Your goal:
Tell me how many lines in the data include "JSON", and keep the reply to that number.

Data under study:
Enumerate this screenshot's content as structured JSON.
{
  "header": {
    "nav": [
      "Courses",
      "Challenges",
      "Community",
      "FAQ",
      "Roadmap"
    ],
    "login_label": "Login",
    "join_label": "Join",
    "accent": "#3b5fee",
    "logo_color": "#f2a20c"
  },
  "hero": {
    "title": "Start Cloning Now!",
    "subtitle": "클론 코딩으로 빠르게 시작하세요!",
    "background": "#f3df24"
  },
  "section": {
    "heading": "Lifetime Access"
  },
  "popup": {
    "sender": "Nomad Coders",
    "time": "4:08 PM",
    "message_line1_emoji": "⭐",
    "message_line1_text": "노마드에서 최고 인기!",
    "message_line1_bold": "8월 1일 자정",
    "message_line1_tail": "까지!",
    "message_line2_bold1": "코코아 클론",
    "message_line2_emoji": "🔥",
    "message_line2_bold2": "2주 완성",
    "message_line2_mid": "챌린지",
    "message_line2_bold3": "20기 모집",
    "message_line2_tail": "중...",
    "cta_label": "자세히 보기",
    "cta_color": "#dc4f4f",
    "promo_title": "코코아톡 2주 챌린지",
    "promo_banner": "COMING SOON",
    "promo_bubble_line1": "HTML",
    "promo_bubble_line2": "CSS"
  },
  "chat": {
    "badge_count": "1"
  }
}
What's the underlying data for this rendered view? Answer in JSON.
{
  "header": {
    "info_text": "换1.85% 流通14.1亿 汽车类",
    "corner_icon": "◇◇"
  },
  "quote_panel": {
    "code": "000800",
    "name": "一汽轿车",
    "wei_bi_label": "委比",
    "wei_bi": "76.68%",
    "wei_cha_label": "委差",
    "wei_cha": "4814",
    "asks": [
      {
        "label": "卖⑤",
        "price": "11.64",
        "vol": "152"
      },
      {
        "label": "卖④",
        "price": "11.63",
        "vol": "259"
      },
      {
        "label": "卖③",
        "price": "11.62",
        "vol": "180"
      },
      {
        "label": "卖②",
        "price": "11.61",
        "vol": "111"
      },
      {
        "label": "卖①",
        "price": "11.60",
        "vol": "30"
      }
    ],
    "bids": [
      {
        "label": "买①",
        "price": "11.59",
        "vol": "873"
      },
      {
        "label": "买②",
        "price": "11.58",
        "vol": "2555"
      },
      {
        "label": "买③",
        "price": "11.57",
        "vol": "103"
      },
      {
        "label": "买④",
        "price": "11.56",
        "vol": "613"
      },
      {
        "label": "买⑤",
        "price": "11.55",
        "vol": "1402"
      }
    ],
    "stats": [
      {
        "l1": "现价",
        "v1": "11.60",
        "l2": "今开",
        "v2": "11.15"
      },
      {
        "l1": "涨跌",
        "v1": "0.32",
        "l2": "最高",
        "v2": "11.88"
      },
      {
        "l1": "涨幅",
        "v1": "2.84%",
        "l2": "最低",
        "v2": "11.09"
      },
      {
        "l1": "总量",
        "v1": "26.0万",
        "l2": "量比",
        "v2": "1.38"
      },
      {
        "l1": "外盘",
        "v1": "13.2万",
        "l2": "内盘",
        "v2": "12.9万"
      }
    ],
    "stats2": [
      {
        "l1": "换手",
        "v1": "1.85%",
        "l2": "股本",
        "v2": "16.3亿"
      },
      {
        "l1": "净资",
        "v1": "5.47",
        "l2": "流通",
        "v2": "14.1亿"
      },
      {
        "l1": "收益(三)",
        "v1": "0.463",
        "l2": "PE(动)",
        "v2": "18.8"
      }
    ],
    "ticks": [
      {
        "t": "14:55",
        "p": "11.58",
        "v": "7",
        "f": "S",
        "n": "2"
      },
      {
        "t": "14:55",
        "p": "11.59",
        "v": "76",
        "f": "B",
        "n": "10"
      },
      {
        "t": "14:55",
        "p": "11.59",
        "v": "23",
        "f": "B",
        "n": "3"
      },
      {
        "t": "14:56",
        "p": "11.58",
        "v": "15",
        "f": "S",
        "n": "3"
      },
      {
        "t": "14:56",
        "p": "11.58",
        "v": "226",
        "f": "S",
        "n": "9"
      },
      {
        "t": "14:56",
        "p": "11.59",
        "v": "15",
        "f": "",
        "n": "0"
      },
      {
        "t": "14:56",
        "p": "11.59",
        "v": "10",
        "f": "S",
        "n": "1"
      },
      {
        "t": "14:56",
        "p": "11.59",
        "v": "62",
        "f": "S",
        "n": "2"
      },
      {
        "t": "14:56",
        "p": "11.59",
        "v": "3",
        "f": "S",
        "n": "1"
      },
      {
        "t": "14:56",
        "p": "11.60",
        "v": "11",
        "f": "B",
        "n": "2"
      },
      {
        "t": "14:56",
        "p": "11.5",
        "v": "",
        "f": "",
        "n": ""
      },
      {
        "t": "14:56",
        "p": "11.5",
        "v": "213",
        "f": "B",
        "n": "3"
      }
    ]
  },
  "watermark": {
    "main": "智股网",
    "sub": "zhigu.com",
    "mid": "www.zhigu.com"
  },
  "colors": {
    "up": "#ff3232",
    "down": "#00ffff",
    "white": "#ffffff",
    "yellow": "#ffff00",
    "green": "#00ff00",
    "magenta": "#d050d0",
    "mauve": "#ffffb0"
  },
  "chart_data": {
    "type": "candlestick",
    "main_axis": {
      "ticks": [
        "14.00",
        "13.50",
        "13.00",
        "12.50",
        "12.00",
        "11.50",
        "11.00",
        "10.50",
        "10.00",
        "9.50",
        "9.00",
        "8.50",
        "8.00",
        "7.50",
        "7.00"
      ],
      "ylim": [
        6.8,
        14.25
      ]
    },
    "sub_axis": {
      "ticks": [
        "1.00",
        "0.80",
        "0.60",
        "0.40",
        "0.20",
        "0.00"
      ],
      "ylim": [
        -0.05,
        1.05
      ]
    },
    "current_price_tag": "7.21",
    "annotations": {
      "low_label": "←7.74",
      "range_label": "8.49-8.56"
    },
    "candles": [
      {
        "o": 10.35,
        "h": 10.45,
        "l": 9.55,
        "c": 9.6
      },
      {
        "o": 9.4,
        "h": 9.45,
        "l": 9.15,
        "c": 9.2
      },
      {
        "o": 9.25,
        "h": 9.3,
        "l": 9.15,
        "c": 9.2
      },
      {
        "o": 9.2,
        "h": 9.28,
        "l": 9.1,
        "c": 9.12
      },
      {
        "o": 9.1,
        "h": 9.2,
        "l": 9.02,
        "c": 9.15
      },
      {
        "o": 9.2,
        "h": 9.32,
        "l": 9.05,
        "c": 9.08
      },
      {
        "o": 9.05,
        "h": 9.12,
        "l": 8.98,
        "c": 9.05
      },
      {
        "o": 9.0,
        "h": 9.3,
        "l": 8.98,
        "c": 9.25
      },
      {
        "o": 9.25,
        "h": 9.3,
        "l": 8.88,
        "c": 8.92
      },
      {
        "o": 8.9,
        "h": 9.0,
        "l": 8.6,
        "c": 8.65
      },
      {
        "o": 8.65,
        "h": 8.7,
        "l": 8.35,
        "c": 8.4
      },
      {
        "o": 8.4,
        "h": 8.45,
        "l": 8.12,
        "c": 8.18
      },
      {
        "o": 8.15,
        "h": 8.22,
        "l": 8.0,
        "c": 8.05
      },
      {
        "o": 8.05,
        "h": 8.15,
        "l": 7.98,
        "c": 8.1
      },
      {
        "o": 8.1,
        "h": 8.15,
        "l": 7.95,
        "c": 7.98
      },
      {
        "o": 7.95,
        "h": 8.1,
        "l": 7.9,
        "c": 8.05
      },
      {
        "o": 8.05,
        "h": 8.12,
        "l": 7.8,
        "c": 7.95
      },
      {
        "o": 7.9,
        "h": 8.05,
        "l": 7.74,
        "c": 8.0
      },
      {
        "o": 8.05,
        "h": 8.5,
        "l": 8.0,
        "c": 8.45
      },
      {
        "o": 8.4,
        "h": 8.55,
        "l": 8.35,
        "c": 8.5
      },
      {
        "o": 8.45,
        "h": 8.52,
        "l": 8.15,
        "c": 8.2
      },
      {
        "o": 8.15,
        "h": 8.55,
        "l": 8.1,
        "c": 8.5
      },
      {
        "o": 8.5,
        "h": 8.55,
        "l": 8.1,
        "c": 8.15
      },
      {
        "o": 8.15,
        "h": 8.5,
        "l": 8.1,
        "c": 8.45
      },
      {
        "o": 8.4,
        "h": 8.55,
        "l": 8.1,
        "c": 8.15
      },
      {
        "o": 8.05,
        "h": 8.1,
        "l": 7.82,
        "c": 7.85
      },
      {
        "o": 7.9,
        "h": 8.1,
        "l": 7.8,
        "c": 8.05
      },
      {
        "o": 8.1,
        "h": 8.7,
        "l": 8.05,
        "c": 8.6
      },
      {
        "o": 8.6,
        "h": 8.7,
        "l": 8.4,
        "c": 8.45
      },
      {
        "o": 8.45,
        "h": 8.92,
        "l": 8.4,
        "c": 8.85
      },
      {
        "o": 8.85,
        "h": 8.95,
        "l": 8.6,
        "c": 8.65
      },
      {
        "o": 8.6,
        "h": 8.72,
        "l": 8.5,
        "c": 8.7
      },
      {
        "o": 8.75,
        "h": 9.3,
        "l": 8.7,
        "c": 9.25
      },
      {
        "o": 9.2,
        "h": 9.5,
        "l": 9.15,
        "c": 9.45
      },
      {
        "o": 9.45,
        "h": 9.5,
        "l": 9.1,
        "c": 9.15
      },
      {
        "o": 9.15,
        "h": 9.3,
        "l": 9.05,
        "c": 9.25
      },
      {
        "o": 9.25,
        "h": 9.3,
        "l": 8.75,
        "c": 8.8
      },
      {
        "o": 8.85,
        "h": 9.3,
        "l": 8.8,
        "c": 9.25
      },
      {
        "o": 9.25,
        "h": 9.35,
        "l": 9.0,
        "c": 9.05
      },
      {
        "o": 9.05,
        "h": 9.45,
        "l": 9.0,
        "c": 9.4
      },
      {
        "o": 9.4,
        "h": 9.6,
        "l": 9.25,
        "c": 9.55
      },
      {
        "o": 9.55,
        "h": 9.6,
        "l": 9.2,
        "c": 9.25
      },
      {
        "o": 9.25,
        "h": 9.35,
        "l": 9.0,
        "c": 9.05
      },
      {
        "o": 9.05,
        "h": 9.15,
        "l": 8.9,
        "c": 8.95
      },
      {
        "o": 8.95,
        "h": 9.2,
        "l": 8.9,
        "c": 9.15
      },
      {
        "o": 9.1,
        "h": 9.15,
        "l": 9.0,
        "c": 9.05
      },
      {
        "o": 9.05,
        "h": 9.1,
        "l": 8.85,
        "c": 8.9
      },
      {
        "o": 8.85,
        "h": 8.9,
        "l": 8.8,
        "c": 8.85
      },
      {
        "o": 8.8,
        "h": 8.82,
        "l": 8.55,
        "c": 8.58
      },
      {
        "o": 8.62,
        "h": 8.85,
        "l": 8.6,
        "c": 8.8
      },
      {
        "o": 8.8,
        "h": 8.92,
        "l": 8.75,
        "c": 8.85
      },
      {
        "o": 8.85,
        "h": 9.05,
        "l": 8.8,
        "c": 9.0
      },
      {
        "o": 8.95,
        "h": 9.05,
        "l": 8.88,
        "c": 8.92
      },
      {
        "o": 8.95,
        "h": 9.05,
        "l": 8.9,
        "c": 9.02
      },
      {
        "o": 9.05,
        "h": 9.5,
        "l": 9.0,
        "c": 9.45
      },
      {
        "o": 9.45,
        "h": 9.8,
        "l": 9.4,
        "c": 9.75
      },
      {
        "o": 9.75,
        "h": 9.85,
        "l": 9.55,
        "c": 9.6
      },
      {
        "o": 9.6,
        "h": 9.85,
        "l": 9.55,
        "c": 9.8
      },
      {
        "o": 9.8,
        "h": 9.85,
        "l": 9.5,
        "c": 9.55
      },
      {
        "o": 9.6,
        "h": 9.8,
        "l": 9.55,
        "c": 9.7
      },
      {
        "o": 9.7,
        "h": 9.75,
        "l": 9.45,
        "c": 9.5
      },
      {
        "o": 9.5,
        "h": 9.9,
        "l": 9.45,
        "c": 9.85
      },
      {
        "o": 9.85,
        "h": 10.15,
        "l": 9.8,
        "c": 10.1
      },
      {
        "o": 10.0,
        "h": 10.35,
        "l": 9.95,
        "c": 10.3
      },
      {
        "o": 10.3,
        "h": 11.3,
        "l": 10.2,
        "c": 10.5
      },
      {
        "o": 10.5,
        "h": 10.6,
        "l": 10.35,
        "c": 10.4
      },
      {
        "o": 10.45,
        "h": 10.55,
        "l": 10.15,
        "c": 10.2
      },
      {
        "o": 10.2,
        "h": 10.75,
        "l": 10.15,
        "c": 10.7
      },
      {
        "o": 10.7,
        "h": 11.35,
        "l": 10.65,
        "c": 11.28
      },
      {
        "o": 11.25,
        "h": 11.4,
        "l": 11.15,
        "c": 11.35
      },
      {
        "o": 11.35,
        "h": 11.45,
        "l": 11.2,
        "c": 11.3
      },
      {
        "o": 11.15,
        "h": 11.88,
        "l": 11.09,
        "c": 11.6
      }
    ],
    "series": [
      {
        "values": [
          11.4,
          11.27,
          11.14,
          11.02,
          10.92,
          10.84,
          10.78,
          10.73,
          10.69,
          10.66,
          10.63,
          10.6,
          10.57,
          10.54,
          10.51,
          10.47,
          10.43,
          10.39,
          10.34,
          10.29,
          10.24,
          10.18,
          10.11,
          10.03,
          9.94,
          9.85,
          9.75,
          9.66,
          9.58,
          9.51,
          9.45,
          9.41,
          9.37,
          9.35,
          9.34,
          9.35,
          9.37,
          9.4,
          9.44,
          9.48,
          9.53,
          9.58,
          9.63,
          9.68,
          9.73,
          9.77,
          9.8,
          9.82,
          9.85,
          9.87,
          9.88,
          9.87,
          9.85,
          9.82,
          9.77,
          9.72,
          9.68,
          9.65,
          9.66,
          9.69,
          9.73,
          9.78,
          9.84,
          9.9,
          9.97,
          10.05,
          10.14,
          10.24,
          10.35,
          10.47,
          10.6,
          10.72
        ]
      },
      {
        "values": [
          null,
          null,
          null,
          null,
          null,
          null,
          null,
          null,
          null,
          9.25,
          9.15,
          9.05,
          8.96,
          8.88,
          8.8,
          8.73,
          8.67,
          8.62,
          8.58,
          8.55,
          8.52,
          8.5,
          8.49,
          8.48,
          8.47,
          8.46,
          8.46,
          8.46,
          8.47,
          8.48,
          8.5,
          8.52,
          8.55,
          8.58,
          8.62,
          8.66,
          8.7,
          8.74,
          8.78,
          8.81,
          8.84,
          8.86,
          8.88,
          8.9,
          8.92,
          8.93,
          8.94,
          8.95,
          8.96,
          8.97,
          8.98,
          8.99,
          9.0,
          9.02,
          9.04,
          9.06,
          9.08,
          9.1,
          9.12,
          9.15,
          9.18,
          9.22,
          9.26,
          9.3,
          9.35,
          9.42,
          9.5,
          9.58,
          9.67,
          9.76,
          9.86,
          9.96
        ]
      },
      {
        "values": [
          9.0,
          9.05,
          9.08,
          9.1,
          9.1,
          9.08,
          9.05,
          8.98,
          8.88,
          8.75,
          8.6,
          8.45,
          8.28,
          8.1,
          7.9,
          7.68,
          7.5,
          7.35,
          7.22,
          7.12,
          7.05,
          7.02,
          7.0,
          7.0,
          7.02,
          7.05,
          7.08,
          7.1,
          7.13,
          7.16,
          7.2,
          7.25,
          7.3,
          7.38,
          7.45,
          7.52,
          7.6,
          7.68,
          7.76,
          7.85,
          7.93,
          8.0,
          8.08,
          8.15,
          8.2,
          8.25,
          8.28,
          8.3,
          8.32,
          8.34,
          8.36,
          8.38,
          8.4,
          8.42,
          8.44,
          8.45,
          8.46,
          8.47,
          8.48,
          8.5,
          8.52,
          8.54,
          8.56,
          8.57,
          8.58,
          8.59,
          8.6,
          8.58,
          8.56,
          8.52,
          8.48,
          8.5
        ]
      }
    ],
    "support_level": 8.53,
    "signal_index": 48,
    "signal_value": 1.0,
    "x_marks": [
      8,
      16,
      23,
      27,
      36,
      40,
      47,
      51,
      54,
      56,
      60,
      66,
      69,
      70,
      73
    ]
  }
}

Result for this exercise:
2